In the subsequent Annual Nationwide Regional League Championship Tournament, the team brushed aside Kanazawa SC and Norbritz Hokkaido in the first round, putting Honda Lock just a step away from a place in the highest non-professional football league in Japan, at the first attempt! The club faced off against Mitsubishi Mizushima from Okayama prefecture, Ryutsu Keizai University from Ibaraki and Saitama's Luminozo Sayama in the final round robin group, with the top two teams scheduled to win promotion.

Following 2-2 draws against RKU and Luminozo in the opening two contests, Honda Lock with it all to play for against Mizushima, but in a desperately tight match they lost 1-0 to finish third in the group. Mizushima and RKU were automatically promoted, and that seemed to be that. A matter of days later, however, it was sensationally confirmed that the Kokushikan University club were to be expelled from the league as the result of a scandal involving impropriety by a group of their players - and Honda Lock thus found themselves entering the JFL by the back door.

Honda Lock's first JFL campaign began with a dream fixture: away at Honda FC, the parent company's parent company, as it were. However, a 3-1 defeat made it clear that Lock would have a difficult time holding their own in the JFL. They gathered just fifteen points from the season and finished in 17th place, above only Mitsubishi Mizushima. The club clearly paid the price for not making any improvements to the squad that had gained promotion from the Kyushu League. The 2006 season was no more successful, and Honda Lock were unable to escape a drop back into the Kyu League in 2007.
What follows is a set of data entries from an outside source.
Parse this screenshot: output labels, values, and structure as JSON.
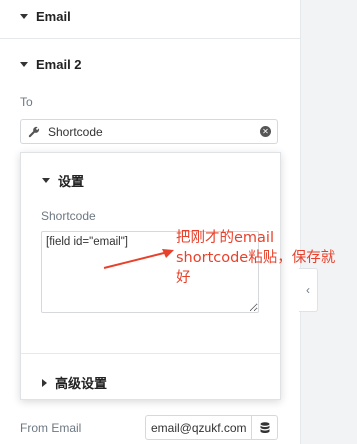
{
  "sections": {
    "email": {
      "title": "Email"
    },
    "email2": {
      "title": "Email 2"
    }
  },
  "to": {
    "label": "To",
    "dynamic_tag": "Shortcode"
  },
  "popover": {
    "settings_title": "设置",
    "shortcode_label": "Shortcode",
    "shortcode_value": "[field id=\"email\"]",
    "advanced_title": "高级设置"
  },
  "annotation": {
    "text": "把刚才的email shortcode粘贴，保存就好",
    "color": "#e8412b"
  },
  "from_email": {
    "label": "From Email",
    "value": "email@qzukf.com"
  },
  "icons": {
    "wrench": "wrench-icon",
    "clear": "close-circle-icon",
    "database": "database-icon",
    "collapse": "chevron-left-icon"
  }
}
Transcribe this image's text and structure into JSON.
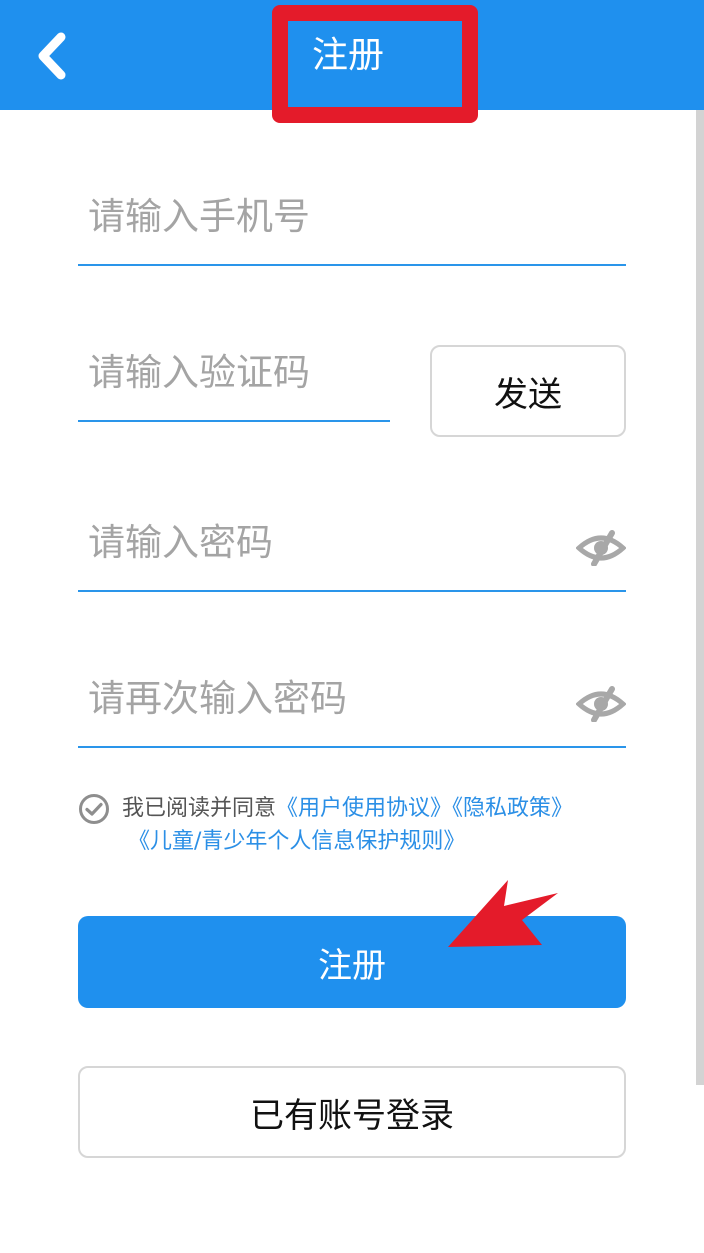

The team remained competitive relative to most Kyu League opponents, but over the next several years, the large number of J.League wannabes rising into the JFL made it tough for a team that is dedicated to maintaining an amateur identity. Although the size of the parent company offers Honda Lock a solid base of players and the organizational strength to remain competitive, in the environment that prevailed between 2006 and 2013, that was not enough to ensure a fully amateur team of a firm spot in the JFL. With so many teams ambitiously chasing promotion to the J.League, a company club like Honda Lock was at a clear disadvantage. Though they did rebound and managed to climb back into the JFL at the end of the 2008 season, the next few years would mark the critical stage of the conflict between true amateurs and teams that were professional in all but name. 

There has been some discussion about Honda Lock converting to a professional structure themselves. Miyazaki prefecture does not yet have a candidate for J.League participation. However, as Kyushu's least populous prefecture, Miyazaki may not have a particularly large grassroots base to build on. It seems conceivable that the area could support a small pro club, but it would be up to Honda Lock to spin off the club from its corporate roots and give it an independent management structure. As a member of the Honda group, Lock seems more inclined to continue fighting to keep the spirit of amateur competition alive.

Fortunately, the reorganization of the JFL (and the creation of a J3) in 2014 returned control of the JFL to proponents of the amateur game. Under the new structure, hopefully the conflict between true amateurs and teams that are pursuing a professional future will not be as severe as it was in the past.  For now, at least, it seems that Honda Lock will remain loyal to the amateur concept.